Insurance Agency Management,
Insurance Agency Growth Strategies,
Grow an Agency
I find that most of us agency owners are not financiers. We are sales and marketing types usually and view accounting as a necessary evil at best. Consequently, we often don’t pay a lot of attention to it. Last time I mentioned just a few things to pay attention to on the P&L. I’d like to talk now about the Balance Sheet.
The Balance Sheet is an indispensable companion to the P&L. Without it you really have no idea where you are. It tells you how much you owe other people and when. It tells you how much people owe you and when (roughly). It should tell you how much cash in the bank you’ve actually got and it will tell you whether you have more value in cash, receivables and stuff than you owe.
The most important thing on the Balance Sheet, I think, is cash. Cash is everything to a small business. Receivables are nice if they show up as cash. Until then they are pretty worthless. So, I always want to know how much cash I’ve got RIGHT NOW compared to how much I owe RIGHT NOW. Some people get fancy and compare Current Assets (which includes receivables) with Current Liabilities (which includes payables) but I think that’s asking for trouble. If you always make sure you’ve got the cash in the bank to pay your current bills you’ll always be in business.

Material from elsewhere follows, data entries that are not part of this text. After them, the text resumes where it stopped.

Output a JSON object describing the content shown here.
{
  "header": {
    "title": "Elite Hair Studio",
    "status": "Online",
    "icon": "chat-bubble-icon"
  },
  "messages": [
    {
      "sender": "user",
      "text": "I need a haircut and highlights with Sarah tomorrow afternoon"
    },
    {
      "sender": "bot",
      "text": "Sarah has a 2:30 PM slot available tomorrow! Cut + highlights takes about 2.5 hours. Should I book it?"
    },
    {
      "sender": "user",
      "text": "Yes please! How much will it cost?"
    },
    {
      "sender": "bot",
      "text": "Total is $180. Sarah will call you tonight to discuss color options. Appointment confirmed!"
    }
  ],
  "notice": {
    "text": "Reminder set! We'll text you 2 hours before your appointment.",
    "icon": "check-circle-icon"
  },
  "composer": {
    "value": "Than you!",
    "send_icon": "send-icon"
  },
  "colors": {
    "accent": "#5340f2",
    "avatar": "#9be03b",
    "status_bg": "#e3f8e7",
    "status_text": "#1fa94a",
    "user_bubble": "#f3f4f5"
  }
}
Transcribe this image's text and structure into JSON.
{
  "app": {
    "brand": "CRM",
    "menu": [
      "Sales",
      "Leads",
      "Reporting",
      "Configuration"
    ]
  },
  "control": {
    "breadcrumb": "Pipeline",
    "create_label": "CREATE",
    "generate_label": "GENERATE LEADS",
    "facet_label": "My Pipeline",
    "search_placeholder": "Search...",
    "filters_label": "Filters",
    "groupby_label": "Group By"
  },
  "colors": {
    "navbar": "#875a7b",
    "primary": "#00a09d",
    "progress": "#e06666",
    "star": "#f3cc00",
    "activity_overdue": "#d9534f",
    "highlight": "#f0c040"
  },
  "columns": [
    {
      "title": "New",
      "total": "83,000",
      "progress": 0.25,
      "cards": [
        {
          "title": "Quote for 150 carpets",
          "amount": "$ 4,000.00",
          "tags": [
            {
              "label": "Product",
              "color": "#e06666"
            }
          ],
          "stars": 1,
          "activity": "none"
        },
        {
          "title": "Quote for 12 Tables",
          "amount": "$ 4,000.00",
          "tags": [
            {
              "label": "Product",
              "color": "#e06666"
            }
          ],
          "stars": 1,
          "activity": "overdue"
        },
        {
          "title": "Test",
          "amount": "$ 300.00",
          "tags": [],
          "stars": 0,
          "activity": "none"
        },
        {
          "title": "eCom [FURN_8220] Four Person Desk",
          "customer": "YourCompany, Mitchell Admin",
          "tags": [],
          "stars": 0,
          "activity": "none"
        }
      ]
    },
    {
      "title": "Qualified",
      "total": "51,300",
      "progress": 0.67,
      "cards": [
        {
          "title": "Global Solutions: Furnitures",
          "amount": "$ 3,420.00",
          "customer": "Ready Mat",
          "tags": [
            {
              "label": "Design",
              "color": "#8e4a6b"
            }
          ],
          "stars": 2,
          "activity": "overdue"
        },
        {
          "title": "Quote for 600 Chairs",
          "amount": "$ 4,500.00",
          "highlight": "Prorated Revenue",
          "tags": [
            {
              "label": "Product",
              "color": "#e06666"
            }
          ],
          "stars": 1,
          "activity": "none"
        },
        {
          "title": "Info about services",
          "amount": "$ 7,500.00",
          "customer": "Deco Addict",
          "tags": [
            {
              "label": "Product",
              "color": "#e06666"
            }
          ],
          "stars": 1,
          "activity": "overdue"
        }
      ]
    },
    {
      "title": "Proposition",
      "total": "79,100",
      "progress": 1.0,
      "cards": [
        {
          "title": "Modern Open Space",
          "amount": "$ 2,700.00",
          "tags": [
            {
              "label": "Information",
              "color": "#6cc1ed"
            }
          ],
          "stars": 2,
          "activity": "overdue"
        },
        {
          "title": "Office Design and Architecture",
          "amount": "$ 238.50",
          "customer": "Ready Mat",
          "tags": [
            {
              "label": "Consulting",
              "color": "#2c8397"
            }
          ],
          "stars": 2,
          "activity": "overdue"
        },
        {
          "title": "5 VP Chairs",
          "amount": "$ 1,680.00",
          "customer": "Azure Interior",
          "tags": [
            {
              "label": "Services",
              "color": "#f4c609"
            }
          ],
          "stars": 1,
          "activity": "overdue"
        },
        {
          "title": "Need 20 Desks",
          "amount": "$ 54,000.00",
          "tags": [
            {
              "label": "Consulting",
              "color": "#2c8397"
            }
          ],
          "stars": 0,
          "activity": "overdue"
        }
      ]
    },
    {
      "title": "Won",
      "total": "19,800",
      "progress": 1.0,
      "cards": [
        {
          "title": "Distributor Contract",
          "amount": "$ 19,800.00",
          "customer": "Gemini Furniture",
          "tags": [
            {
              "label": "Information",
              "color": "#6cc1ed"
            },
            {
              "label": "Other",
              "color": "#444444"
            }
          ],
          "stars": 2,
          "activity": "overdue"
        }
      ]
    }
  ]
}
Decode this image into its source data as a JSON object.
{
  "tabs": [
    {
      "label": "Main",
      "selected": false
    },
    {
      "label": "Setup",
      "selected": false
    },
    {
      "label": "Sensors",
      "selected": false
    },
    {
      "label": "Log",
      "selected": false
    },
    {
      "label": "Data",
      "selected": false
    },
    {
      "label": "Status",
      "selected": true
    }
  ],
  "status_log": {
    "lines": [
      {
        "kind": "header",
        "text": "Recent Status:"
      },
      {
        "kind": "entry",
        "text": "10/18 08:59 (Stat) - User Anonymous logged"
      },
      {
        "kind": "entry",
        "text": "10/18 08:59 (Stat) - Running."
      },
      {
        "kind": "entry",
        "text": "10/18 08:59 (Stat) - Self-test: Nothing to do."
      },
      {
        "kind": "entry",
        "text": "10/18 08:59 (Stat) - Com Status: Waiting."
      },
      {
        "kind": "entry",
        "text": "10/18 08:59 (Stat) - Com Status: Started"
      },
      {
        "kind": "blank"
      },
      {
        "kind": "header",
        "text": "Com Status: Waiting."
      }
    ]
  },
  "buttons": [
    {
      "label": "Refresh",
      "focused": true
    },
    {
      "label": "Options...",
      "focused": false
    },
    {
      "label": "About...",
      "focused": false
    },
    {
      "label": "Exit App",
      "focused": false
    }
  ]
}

The second most important thing on your Balance Sheet is Accounts Receivable. That’s what people owe you. Can I tell you something? As a new and growing agency you should not have any accounts receivable. At least not from customers.
Your insurance carriers may owe you commissions on Direct Bill policies but you can’t put that on the Balance Sheet because you really never know how much it is. You may have a few premium financed receivables if you had any Agency Bill business. But I would recommend that you never have any customer receivables.
Why? Well, if you wanted to be a banker why are you an insurance agent? Agents are terrible collectors, are thinly capitalized and usually go broke if they finance customer receivables when they’re new in business. Don’t do it!
So, really, the Balance Sheet is most important for telling you if you can pay your bills due out of cash. If you can’t and are hoping receivables are going to bail you out you’re headed for trouble!
Next time I’ll give you a few rules of thumb which if you follow them will practically guarantee you stay in business and make a lot of money!